The Scott River Coho salmon population is one of the last remaining self-sustaining wild Coho salmon runs in California and in the Southern Oregon Northern California Coho (SONCC) Evolutionarily Significant Unit (ESU). The SONCC ESU is listed as “threatened” under the federal and California endangered species acts. The ESU includes the Rogue River in Oregon and the Klamath River in California.
The Scott Coho run is the major wild Coho population in the Klamath River system. Scott Coho spawn and rear in Scott Valley, once called “Beaver Valley,” located near Fort Jones. The run has numbered over 1,000 adult Coho spawners as recently as 2013, but numbered less than 100 as recently as the 2008-09 drought years (Figure 1).
Scott Coho include three distinct sub-populations that have developed because the vast majority of spawners are three years old. One subgroup, the 2007-2010-2013 sub-group, dominated the population in the recent past, but declined sharply in 2016. The other two sub-groups have increased slightly since 2008 and 2009 lows.
The spawner-recruit relationship (Figure 2) shows a generally positive relationship between the number of spawners and recruits three years later for each sub-group and the overall population with one distinct outlier (the sharply lower 2016 run). So why was the 2013 run so high and the brood-year 2013 run in 2016 so poor?
1. 2013’s Good Run
The 2013 run (brood year 2010) got off to a great start in wet water year 2011. Flows for the fall 2010 spawning run were good from November through January [Figure 3), which ensured spawner access and good spawning conditions throughout Scott Valley. Flows were also good through the spring and fall of 2011 (Figure 4), ensuring good smolt production and a subsequent strong run in 2013.
2. 2016’s Poor Run
The strong run in 2013 spawned in brood year 2013, which got off to a rocky start in dry water year 2013-14. Flows in fall-winter 2013-14 encountered by the strong 2013 run were very low through the early winter spawning season (Figure 5), leading to an unusually protracted run of adult spawners (Figure 6) and poor accessibility to good spawning areas.
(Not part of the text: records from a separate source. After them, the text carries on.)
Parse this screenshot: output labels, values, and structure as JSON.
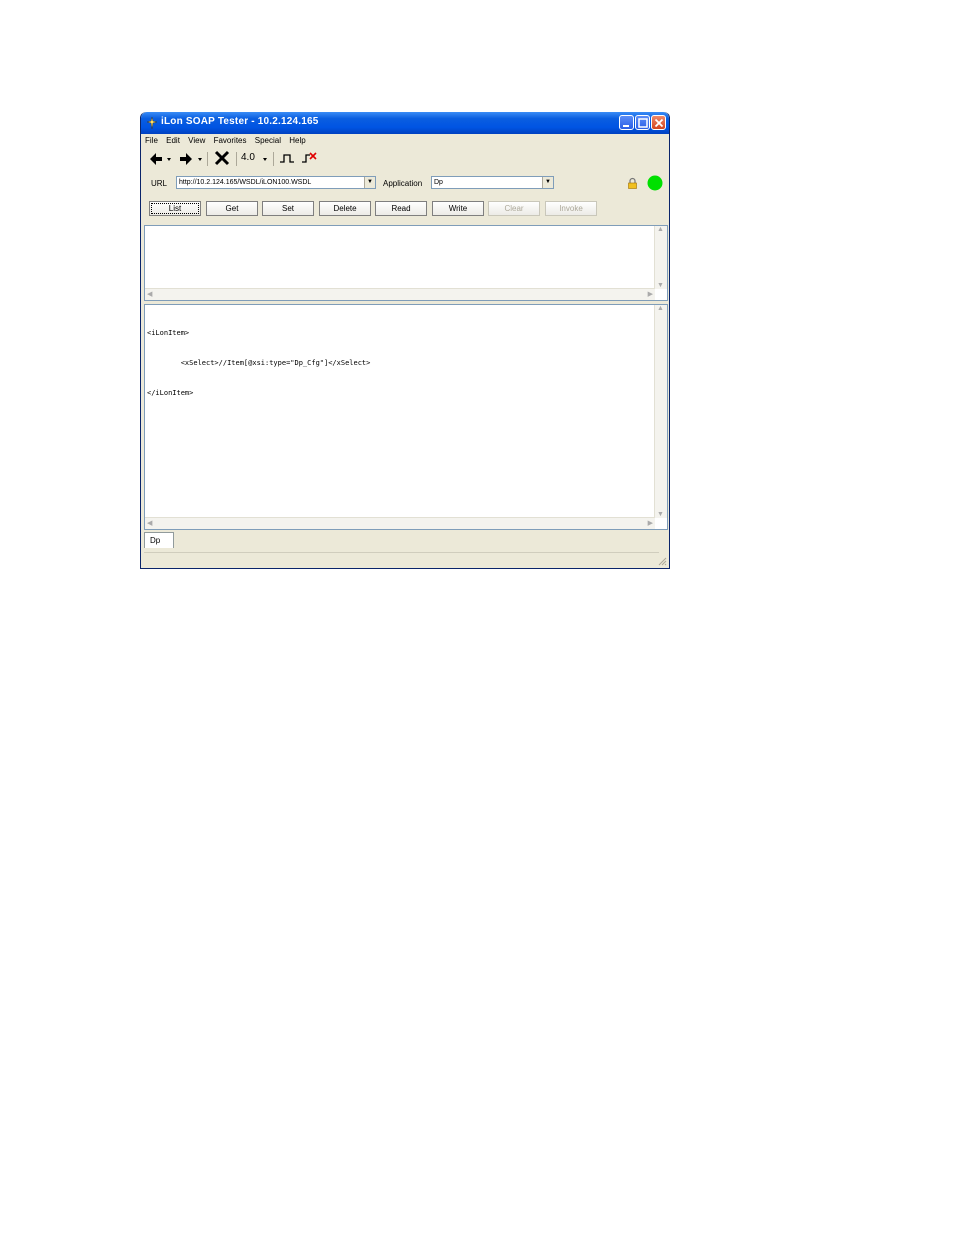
{
  "window": {
    "title": "iLon SOAP Tester - 10.2.124.165"
  },
  "menu": [
    "File",
    "Edit",
    "View",
    "Favorites",
    "Special",
    "Help"
  ],
  "toolbar": {
    "version": "4.0"
  },
  "url_row": {
    "url_label": "URL",
    "url_value": "http://10.2.124.165/WSDL/iLON100.WSDL",
    "application_label": "Application",
    "application_value": "Dp",
    "status_color": "#00e000"
  },
  "buttons": [
    {
      "label": "List",
      "enabled": true,
      "focused": true
    },
    {
      "label": "Get",
      "enabled": true
    },
    {
      "label": "Set",
      "enabled": true
    },
    {
      "label": "Delete",
      "enabled": true
    },
    {
      "label": "Read",
      "enabled": true
    },
    {
      "label": "Write",
      "enabled": true
    },
    {
      "label": "Clear",
      "enabled": false
    },
    {
      "label": "Invoke",
      "enabled": false
    }
  ],
  "request": {
    "line1": "<iLonItem>",
    "line2": "        <xSelect>//Item[@xsi:type=\"Dp_Cfg\"]</xSelect>",
    "line3": "</iLonItem>"
  },
  "tabs": [
    {
      "label": "Dp"
    }
  ],
  "colors": {
    "titlebar": "#0054e3",
    "face": "#ece9d8"
  }
}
Spawning habitat quality and quantity likely also suffered from low flows. Flows were then very low from spring through fall of 2014 (Figure 7), likely resulting in poor over-summer survival and low smolt production for brood year 2013.
In conclusion, the Scott Coho salmon population continues to suffer from low seasonal streamflow, especially in drought years like water year 2013-14. The population would benefit from improved summer-through-fall streamflows. It will also benefit from the watershed habitat restoration actions being implemented by landowners, CalTrout, the Scott River Watershed Council, Siskiyou RCD, Scott River Water Trust, California Department of Fish and Wildlife, Quartz Valley Indian Reservation, and other stakeholders.